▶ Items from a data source
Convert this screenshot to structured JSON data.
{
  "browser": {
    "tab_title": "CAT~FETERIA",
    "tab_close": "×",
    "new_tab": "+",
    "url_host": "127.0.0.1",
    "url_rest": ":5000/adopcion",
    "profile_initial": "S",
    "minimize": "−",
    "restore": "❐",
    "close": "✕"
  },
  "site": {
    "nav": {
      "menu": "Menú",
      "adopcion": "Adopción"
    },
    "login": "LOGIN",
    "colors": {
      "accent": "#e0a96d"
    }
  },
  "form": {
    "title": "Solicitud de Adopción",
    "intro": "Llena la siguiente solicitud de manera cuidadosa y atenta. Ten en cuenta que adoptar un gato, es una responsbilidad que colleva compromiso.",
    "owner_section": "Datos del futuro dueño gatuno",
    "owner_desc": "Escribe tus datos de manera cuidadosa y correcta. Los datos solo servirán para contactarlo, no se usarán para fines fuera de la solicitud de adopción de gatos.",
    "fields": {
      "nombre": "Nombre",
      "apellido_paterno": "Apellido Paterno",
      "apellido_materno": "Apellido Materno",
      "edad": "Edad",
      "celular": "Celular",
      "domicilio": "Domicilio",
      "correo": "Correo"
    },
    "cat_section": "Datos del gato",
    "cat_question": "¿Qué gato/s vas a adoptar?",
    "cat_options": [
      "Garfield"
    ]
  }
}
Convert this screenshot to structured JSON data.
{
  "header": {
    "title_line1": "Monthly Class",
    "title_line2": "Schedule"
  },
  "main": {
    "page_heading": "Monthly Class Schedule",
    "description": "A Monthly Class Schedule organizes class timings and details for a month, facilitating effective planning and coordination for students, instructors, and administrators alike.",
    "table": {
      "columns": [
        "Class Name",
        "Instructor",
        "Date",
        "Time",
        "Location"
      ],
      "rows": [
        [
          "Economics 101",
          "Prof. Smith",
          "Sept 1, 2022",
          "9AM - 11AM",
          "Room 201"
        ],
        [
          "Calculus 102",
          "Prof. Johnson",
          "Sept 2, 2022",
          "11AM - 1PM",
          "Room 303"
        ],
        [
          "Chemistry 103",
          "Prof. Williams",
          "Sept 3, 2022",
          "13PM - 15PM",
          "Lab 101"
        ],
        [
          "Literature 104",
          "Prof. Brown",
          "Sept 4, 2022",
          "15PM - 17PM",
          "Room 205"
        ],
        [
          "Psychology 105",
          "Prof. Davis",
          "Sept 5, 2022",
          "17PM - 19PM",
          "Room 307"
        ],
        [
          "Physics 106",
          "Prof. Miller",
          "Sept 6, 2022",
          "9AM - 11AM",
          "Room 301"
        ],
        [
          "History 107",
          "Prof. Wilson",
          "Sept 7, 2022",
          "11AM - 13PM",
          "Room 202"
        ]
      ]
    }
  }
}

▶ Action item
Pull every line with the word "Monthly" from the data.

▶ Solution
    "title_line1": "Monthly Class",
    "page_heading": "Monthly Class Schedule",
    "description": "A Monthly Class Schedule organizes class timings and details for a month, facilitating effective planning and coordination for students, instructors, and administrators alike.",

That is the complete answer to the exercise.